Feeling overwhelmed by all the options for high school, I set aside my list of curriculum publishers and subjects I intended to investigate, and listened to my daughter figure out a new tune on her violin.
She’d really like to join the homeschool orchestra in the Fall, so she picked up a violin for the first time about a month ago, determined to become a proficient member of the strings section over the Summer.
We’re not aware of a good violin teacher in the area so she is relying on YouTube, instructions from the Suzuki books, and her mama’s limited violin experience. She’s learned how to tune her instrument, replace broken strings, and play some psalms and hymns well enough for us to sing along with.
There’s no need for me to tell her to practice; this is self-education: knowledge she is making her own possession. Something has captured her interest and she is striving towards a goal. She will not forget what she learns along the way because it is important to her.
“What a child digs for is his own possession; what is poured into his ear, like the idle song of a pleasant singer, floats out as lightly as it came in, and is rarely assimilated.” ~ Charlotte Mason
If I’m honest, the reason I considered changing homeschool methods for high school for a brief moment has nothing to do with improving her education; it had everything to do with fear – my fear.
Fear of keeping grades, records, and transcripts.
Fear of covering all that needs to be covered should she desire to pursue a degree.
Fear of people’s opinions.
Fear of powers that be.
Fear is a terrible motivator.
Fear does not come from the Lord. (2 Timothy 1:7; Isaiah 41:13; Proverbs 29:25)
I was this close to trading my child’s love of learning for tower of dull textbooks, and long days of heavy schoolwork.

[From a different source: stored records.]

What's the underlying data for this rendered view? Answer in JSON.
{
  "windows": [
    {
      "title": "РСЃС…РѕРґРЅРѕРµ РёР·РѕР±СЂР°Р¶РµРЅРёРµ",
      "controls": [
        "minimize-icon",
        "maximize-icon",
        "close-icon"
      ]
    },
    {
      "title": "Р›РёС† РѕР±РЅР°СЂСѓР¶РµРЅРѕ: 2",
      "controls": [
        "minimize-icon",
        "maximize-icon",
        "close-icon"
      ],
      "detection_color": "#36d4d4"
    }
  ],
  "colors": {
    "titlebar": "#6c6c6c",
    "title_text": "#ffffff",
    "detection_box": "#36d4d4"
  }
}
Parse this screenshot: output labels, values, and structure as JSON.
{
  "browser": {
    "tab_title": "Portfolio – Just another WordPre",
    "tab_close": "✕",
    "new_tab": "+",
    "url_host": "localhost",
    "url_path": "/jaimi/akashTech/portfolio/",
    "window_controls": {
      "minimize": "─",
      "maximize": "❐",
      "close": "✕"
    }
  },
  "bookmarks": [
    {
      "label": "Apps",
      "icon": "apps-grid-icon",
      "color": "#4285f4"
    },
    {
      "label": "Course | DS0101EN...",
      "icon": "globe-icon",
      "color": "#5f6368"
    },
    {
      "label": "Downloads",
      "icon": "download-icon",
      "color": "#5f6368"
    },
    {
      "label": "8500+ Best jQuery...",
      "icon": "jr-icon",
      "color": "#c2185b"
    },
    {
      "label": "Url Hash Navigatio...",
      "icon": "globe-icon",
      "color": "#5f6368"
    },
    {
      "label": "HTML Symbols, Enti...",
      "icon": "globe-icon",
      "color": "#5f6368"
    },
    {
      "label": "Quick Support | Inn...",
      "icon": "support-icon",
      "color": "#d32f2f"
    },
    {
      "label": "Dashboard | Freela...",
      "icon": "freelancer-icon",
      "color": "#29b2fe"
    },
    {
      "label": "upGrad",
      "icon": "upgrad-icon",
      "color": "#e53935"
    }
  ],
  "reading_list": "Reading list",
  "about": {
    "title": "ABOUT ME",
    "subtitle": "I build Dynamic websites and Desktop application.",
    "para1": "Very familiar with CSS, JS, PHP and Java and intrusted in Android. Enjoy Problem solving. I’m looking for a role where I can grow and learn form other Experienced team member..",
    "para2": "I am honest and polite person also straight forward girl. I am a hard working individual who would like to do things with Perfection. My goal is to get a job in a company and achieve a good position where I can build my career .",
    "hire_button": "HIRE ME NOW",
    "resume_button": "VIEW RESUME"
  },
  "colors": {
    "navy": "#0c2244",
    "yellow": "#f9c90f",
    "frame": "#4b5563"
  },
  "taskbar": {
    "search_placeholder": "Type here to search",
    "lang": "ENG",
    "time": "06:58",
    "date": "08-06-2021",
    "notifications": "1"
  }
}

This close to tearing out the tablecloth from underneath a feast of ideas. This close to squashing her God-given bent because I got too dogmatic about details that would surely skew the perception she had of her own ability.
My attention was directed towards meeting the criteria of an institution that does not love her or desire her to succeed as much as I do. It distracted me from the truth that what’s true will always be true. The high school years don’t change what we already know about learning from Scripture.
- All good gifts come from the Lord (James 1:7)
- We are responsible for multiplying the gifts and talents God gives to us (Matthew 25: 14-30)
- We must work and study willingly with the purpose of serving the Lord (Colossians 3:23, 24)
- Our minds are in need of renewal (Romans 12:2)
- We must not be conformed by the teachings of this world (Romans 12:2)
- We are liable to fall prey to deceptive philosophies and principles taught traditionally by men (Colossians 2:8)
- A prudent and wise heart seeks knowledge (Proverbs 18:5)
- Effective education can happen in a natural family setting (Deuteronomy 11:19)
- We must diligently apply ourselves to what is put before us (2 Timothy 2:15)
- Knowledge is useless without love (1 Corinthians 13)
- Knowledge is damning without the fear of the Lord (Romans 1:22; Isaiah 5:21; Hebrews 10:26)
- The ability to discern is more advantageous than knowing it all (Proverbs 28:11)
We must stop confusing schooling with education.
An educational method ought to enhance the learning of life’s most important lessons, not detract from them.
By God’s grace and with His help, we will ignore the fact that we are “behind” in some areas and “ahead” in others, and continue to make time for things that work towards our goal: living books, limited textbooks, Morning Basket, ample time in Creation, and “purposeful letting alone.” (Charlotte Mason)